Culture in the workplace

One of the most overlooked aspects of the workplace is the culture that is built both within teams and across geographic regions. The workplace now has more generations working within it than ever before, but labelling people and culture by age or geography simply doesn’t work. Most businesses will have people of all ages and backgrounds working for and with them, culture builds the bond that enables and shapes team interaction and output. Consumerisation of IT also drives and shapes this culture organically within the workplace. An overriding effect on the culture is that of the leadership and management of these teams and this has the potential to have a detrimental impact on any transformation in the business.

Example

One customer that I worked with had created a vision of remote working for the majority of the business, providing remote access tools and virtual desktops to facilitate a “work from anywhere culture” however, my engagement with the business lead me to ascertain that only about 20% of people were using the solution to work remotely. the business asked me “Why?”

Computacenter run an advisory service called Workstyle Analysis which involves interviewing users to understand what they do, how they work and the challenges that they face doing their role. We can also back this up with analytics to provide qualitative and quantitative feedback to help build a picture of the workplace. In this particular instance, it was found that the technology worked and provided the functionality that people required. However, some people crave the social bond that physically working in a team and with people creates, additionally their managers expected to see them at their desks and would make disparaging remarks when people decided to work from home or remotely. In addition, some of the tools provided for collaboration and communication were not adopted, as the culture that some of the users had grown into or accepted was that people needed to be together, face to face to “get things done”.

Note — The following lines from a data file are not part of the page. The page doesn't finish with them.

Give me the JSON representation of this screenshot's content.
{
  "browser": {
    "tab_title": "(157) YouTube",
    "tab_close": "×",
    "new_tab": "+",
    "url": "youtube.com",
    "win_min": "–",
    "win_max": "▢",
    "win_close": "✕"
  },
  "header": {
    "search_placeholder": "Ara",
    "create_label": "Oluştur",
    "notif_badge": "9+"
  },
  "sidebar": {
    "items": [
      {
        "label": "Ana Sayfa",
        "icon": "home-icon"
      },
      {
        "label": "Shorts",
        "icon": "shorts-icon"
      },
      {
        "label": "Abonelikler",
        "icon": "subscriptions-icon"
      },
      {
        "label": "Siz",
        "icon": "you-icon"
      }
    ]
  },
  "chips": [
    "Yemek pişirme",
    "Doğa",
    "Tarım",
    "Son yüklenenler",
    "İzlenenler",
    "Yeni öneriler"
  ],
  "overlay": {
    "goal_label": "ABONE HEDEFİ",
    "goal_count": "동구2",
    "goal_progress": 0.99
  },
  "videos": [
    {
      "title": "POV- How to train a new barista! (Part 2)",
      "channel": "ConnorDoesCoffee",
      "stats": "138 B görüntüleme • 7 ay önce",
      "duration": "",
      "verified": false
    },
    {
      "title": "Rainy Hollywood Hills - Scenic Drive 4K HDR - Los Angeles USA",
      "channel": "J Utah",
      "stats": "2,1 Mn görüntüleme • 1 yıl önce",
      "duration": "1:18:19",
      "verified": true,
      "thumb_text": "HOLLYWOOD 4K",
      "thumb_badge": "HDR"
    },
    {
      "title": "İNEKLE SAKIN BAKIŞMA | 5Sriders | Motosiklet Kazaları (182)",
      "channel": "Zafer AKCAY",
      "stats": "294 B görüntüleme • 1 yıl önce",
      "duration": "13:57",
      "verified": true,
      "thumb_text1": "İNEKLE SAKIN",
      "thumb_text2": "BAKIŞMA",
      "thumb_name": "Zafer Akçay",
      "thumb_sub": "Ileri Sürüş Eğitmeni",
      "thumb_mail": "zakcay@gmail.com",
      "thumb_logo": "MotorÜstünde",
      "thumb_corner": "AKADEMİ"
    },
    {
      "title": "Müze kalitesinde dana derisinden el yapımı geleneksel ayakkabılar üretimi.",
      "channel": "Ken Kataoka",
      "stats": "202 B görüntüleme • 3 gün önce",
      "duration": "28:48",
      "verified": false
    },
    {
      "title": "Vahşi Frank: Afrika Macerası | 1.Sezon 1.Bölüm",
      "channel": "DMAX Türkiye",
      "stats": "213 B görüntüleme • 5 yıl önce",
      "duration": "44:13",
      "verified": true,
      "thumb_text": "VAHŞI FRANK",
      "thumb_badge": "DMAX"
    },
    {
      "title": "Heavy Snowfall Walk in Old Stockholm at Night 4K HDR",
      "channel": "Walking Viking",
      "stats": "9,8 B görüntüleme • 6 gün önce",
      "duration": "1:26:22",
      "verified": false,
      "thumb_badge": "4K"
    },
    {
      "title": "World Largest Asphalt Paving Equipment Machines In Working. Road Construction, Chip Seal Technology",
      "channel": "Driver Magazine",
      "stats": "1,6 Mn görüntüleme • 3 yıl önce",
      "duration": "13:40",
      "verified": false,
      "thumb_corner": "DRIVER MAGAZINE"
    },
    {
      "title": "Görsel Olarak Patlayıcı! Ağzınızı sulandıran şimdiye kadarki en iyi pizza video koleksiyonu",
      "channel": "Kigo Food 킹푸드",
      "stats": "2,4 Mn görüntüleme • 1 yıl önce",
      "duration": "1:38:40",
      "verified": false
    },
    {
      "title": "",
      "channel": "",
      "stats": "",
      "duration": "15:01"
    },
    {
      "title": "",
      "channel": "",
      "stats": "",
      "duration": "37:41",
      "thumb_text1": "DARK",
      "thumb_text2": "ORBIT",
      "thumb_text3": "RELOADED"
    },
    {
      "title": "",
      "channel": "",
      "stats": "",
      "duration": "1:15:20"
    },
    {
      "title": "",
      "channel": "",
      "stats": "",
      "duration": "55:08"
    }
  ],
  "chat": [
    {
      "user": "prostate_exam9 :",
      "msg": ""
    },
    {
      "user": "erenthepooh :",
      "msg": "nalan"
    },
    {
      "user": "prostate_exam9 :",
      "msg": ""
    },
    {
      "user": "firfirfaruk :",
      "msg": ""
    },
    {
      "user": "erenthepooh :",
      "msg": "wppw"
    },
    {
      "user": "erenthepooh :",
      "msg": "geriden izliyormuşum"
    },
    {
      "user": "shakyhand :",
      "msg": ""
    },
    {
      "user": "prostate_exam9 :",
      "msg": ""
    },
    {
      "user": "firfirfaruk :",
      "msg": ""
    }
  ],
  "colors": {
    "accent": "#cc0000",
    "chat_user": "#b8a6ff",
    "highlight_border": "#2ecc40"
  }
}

Now whilst some of the culture was driven by people’s background and life experience, the overriding one was that of their managers. If someone wanted to embrace the new culture or experiment with new ways of working, much like those who refuse to allow cultural experience to enhance who, what and how they see things; those managers were causing conflict and tension – and stopping meaningful change within the business.

This is not an uncommon problem that I see when engaging with customers, so in order for digital transformation to work, senior stakeholders in the business need to ensure that the culture of the workplace is a key factor that is taken into account as much as the technology solutions to ensure better success and the expected business outcomes.

Shaping the future

Culture is also important in the workplace for the following reasons:

  1. The culture reflects on the ability of the company to realise its promises and commitments. If the company stated core values are not reflected in the culture of the business, the seriousness of stated promises can be devalued
  2. The company culture shapes how potential and current employees view the company. People want to feel part of the culture at work, so it is vital to build or shape a culture that attracts talent and retains those already there

Of course there are times when culture needs to be adapted or shaped to help drive modernisation or digital change, but understanding the culture first is a vital component to helping drive meaningful and productive change.

If you find yourself on the receiving end of a difference of culture within the business, ask yourself, can I be more accepting and understanding of the nuances of culture within the workplace; if you are the one driving the change, ask yourself, do I truly understand the workplace culture and what that means to those who embrace it, so that I can help effect business change for the better.